Everybody has their weakness: Achilles had that heel, Superman had Kryptonite, and Samson had his hair. In De La Salle University (DLSU), each and every college has courses that make students wet their beds at night, and give them anxiety attacks all throughout the term.
What about DLSU’s smallest and newest college? The School of Economics (SOE) is home to the country’s future policy makers and researchers, but even though it seems like nothing can take the differentials out of these students, there are some courses that induce nightmares and shaky hands. This month, The Menagerie asked a handful of Economics majors about which courses scare the living daylights out of them.
The following subjects were given by the students to be the most difficult they have taken so far.
Placing 1st runner up in the beauty pageant of subjects that make one want to cry are intermediate microeconomics courses, MICREC1 and MICREC2, which greet students in full force during their second year. Instead of the high school knowledge tackled in ECONONE, MICREC1 and MICREC2 incorporate computations such as differential calculus to measure household and firm reactions to market forces.
After all, economics is not only about GDP, inflation, exchange rates, and the like. Instead, it really starts from the small structures of society such as households and firms. Students find intermediate microeconomics challenging due to the large amount of information that they have to comprehend. Given that exams are only administered two to three times during the term, every point is crucial.

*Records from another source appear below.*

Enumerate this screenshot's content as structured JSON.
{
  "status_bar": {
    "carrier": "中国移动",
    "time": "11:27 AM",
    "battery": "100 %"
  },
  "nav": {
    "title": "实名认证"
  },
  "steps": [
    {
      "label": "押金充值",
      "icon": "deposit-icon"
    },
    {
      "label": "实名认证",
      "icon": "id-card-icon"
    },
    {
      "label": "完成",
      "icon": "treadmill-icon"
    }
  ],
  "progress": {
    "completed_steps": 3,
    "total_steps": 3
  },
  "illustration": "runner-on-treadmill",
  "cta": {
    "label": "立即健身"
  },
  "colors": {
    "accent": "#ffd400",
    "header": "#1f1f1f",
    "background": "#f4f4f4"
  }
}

Deemed the most difficult by some of our respondents are the econometrics subjects. At the heart of economics, it is completed in two terms here in DLSU. As one student said, this alien math subject is where statistics meets calculus meets the real world. If you’re scared of Xs and Ys, wait until you meet a plethora of Greek letters such as alphas, betas, lambdas, taus, and the rest of them, which will make you shake your head in despair and grind your teeth in frustration.
Usually handled by Dr. Cesar Rufino, econometrics is not for the faint of heart. Students have to study seven econometric models that are usually taught separately in foreign universities, and subsequently write their own research papers regarding a specific model. Some students say that this is of no use when they graduate, especially when they do not intend to pursue a career in research. Combining these facts together, getting a 1.0 in econometrics can already be considered a huge blessing.

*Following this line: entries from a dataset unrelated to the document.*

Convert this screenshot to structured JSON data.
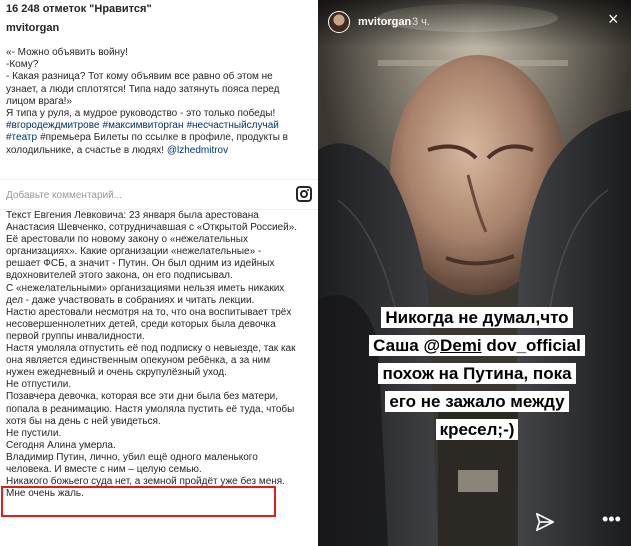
{
  "post": {
    "likes": "16 248 отметок \"Нравится\"",
    "username": "mvitorgan",
    "caption_lines": [
      "«- Можно объявить войну!",
      "-Кому?",
      "- Какая разница? Тот кому объявим все равно об этом не",
      "узнает, а люди сплотятся! Типа надо затянуть пояса перед",
      "лицом врага!»",
      "Я типа у руля, а мудрое руководство - это только победы!"
    ],
    "hashtags_line1": [
      "#вгородеждмитрове",
      "#максимвиторган",
      "#несчастныйслучай"
    ],
    "hashtag_line2": "#театр",
    "hashtag_line2_rest": "#премьера Билеты по ссылке в профиле, продукты в",
    "caption_line_after": "холодильнике, а счастье в людях!",
    "mention": "@lzhedmitrov"
  },
  "comment": {
    "placeholder": "Добавьте комментарий..."
  },
  "article": {
    "lines": [
      "Текст Евгения Левковича: 23 января была арестована",
      "Анастасия Шевченко, сотрудничавшая с «Открытой Россией».",
      "Её арестовали по новому закону о «нежелательных",
      "организациях». Какие организации «нежелательные» -",
      "решает ФСБ, а значит - Путин. Он был одним из идейных",
      "вдохновителей этого закона, он его подписывал.",
      "С «нежелательными» организациями нельзя иметь никаких",
      "дел - даже участвовать в собраниях и читать лекции.",
      "Настю арестовали несмотря на то, что она воспитывает трёх",
      "несовершеннолетних детей, среди которых была девочка",
      "первой группы инвалидности.",
      "Настя умоляла отпустить её под подписку о невыезде, так как",
      "она является единственным опекуном ребёнка, а за ним",
      "нужен ежедневный и очень скрупулёзный уход.",
      "Не отпустили.",
      "Позавчера девочка, которая все эти дни была без матери,",
      "попала в реанимацию. Настя умоляла пустить её туда, чтобы",
      "хотя бы на день с ней увидеться.",
      "Не пустили.",
      "Сегодня Алина умерла.",
      "Владимир Путин, лично, убил ещё одного маленького",
      "человека. И вместе с ним – целую семью.",
      "Никакого божьего суда нет, а земной пройдёт уже без меня.",
      "Мне очень жаль."
    ]
  },
  "story": {
    "username": "mvitorgan",
    "time": "3 ч.",
    "caption": {
      "line1": "Никогда не думал,что",
      "line2_pre": "Саша @",
      "line2_underlined": "Demi",
      "line2_post": " dov_official",
      "line3": "похож на Путина, пока",
      "line4": "его не зажало между",
      "line5": "кресел;-)"
    },
    "close_glyph": "×",
    "more_glyph": "•••"
  },
  "colors": {
    "highlight_border": "#e21d1d",
    "link": "#003569",
    "story_caption_bg": "#ffffff"
  }
}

The other side of the coin
Now it is time to change sides and ask which course is difficult to teach. Dr. Lawrence Dacuycuy is the dean of the School of Economics (SOE) and he shares with us that undergraduate Macroeconomics is no walk in the park.
“I think Macro is not straightforward to teach. Contrast ECONONE with Macro or with Microeconomics. Microeconomics is more appealing because you talk about behavior, you talk about outcomes that are expected, you talk about outcomes that deviate from what is considered to be optimal. In macro, it’s a different animal simply because there are concepts that are very difficult to explain.”

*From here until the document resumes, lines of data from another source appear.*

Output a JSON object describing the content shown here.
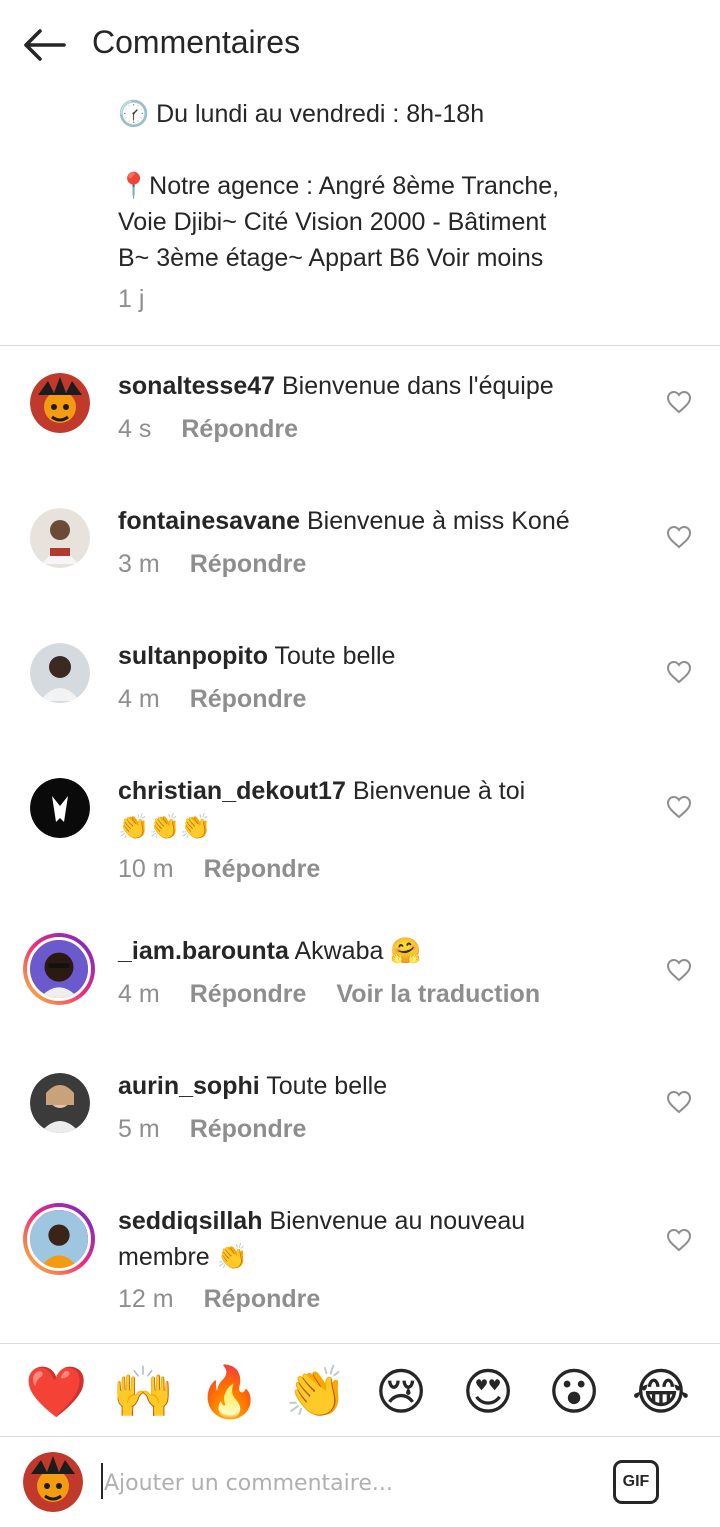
{
  "header": {
    "title": "Commentaires",
    "back_icon": "arrow-left-icon"
  },
  "caption": {
    "hours_icon": "🕜",
    "hours": "Du lundi au vendredi : 8h-18h",
    "address_icon": "📍",
    "address_line1": "Notre agence : Angré 8ème Tranche,",
    "address_line2": "Voie Djibi~ Cité Vision 2000 - Bâtiment",
    "address_line3": "B~ 3ème étage~ Appart B6",
    "see_less": "Voir moins",
    "time": "1 j"
  },
  "comments": [
    {
      "username": "sonaltesse47",
      "text": "Bienvenue dans l'équipe",
      "time": "4 s",
      "reply_label": "Répondre"
    },
    {
      "username": "fontainesavane",
      "text": "Bienvenue à miss Koné",
      "time": "3 m",
      "reply_label": "Répondre"
    },
    {
      "username": "sultanpopito",
      "text": "Toute belle",
      "time": "4 m",
      "reply_label": "Répondre"
    },
    {
      "username": "christian_dekout17",
      "text": "Bienvenue à toi",
      "text2": "👏👏👏",
      "time": "10 m",
      "reply_label": "Répondre"
    },
    {
      "username": "_iam.barounta",
      "text": "Akwaba 🤗",
      "time": "4 m",
      "reply_label": "Répondre",
      "translate_label": "Voir la traduction"
    },
    {
      "username": "aurin_sophi",
      "text": "Toute belle",
      "time": "5 m",
      "reply_label": "Répondre"
    },
    {
      "username": "seddiqsillah",
      "text": "Bienvenue au nouveau",
      "text2": "membre 👏",
      "time": "12 m",
      "reply_label": "Répondre"
    }
  ],
  "emoji_bar": [
    "❤️",
    "🙌",
    "🔥",
    "👏",
    "😢",
    "😍",
    "😮",
    "😂"
  ],
  "input": {
    "placeholder": "Ajouter un commentaire...",
    "gif_label": "GIF"
  },
  "colors": {
    "text": "#262626",
    "secondary": "#8e8e8e",
    "divider": "#dbdbdb",
    "story_ring_start": "#f9ce34",
    "story_ring_end": "#6228d7"
  }
}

Standing on the shoulders of giants, there is a reason why economics students and graduates of DLSU hold their heads high. The School of Economics might be young and small, but based on its illustrious track record ever since its inception, it is destined for even greater things.
Words of advice for its students from Dr. Dacuycuy: ask questions if you don’t understand and form study groups. Heeding the advice of SOE’s distinguished dean is something to do if you want to survive the treacheries of studying economics.
*The article has since been edited for factual inconsistencies.